* Aim of the exercise *
Working through the lines below, return each one that holds "JSON".

* Data shown *
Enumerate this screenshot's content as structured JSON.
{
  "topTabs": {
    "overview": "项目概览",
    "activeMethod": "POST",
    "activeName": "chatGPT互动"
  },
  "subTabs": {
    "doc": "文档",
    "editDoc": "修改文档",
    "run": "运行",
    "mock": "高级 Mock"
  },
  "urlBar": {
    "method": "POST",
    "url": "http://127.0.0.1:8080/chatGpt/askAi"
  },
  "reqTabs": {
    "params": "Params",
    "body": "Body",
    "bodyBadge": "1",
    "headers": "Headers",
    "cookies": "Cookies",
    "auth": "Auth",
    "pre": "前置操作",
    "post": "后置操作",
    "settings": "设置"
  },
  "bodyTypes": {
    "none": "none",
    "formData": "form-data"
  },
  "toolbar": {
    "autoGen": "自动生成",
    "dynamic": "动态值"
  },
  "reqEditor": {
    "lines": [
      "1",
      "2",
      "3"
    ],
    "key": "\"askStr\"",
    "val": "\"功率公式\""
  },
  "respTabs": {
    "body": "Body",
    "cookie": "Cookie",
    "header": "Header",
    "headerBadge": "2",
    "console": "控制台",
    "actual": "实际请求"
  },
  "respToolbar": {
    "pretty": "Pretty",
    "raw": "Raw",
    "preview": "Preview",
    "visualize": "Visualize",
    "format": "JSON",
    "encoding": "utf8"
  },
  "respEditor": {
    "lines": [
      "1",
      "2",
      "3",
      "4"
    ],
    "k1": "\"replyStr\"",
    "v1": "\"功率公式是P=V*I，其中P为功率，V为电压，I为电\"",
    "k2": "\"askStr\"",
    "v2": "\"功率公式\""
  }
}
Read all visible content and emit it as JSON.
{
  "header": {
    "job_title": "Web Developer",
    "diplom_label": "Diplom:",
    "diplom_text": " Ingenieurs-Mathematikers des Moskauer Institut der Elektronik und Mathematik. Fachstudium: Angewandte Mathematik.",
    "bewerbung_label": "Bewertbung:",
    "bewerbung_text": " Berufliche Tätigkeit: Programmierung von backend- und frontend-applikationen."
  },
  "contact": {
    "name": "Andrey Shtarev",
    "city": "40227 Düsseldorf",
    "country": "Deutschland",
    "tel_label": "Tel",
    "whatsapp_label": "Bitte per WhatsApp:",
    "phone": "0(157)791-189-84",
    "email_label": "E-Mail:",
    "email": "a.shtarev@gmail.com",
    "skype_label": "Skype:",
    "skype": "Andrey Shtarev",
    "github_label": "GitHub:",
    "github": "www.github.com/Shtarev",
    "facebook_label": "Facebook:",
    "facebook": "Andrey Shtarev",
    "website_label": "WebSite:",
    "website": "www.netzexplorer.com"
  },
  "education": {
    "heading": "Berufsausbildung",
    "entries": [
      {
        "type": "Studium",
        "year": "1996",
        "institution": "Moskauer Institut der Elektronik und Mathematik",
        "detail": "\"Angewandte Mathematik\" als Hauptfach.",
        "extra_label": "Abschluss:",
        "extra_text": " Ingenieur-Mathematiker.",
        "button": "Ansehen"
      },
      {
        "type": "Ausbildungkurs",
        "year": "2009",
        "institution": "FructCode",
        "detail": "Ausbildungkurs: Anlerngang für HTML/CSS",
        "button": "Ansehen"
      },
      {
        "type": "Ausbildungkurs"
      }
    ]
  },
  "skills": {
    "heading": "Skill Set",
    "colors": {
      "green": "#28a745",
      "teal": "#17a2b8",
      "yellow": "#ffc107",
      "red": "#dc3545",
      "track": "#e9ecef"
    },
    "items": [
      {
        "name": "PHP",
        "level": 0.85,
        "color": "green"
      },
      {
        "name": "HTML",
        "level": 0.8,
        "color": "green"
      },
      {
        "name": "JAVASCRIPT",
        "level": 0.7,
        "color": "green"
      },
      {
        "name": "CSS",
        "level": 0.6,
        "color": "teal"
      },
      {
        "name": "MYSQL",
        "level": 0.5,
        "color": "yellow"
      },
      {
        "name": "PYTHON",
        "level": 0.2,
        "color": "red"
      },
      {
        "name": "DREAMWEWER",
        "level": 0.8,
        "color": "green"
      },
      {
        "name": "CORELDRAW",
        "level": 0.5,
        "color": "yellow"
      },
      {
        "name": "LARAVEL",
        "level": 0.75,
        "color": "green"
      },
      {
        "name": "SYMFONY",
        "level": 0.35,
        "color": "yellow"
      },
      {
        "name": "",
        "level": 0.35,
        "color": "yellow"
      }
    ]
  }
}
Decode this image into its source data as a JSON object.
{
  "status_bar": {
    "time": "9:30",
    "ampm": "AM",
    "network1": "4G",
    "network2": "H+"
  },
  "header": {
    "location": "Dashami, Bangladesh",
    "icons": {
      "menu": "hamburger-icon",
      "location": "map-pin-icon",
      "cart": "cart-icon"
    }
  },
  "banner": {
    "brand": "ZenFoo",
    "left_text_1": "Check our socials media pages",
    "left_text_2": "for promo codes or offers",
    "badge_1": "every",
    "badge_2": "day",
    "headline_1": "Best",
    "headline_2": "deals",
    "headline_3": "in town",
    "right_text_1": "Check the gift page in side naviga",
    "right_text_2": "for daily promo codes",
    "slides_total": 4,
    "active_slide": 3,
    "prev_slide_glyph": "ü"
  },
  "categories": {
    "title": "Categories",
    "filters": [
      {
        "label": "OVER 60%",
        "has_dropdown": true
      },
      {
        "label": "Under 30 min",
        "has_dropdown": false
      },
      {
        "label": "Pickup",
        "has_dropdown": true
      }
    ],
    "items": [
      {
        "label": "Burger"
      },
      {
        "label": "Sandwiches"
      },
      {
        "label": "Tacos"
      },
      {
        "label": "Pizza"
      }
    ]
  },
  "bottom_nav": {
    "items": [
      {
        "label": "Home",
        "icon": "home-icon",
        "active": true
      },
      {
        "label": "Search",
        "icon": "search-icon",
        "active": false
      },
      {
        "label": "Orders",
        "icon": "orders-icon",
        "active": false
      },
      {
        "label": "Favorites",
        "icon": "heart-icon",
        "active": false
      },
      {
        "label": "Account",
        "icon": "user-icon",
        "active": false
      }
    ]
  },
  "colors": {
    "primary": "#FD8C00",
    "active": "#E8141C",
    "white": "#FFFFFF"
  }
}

* Answer section *
Enumerate this screenshot's content as structured JSON.
    "format": "JSON",
Read all visible content and emit it as JSON.
Decode this image into its source data as a JSON object.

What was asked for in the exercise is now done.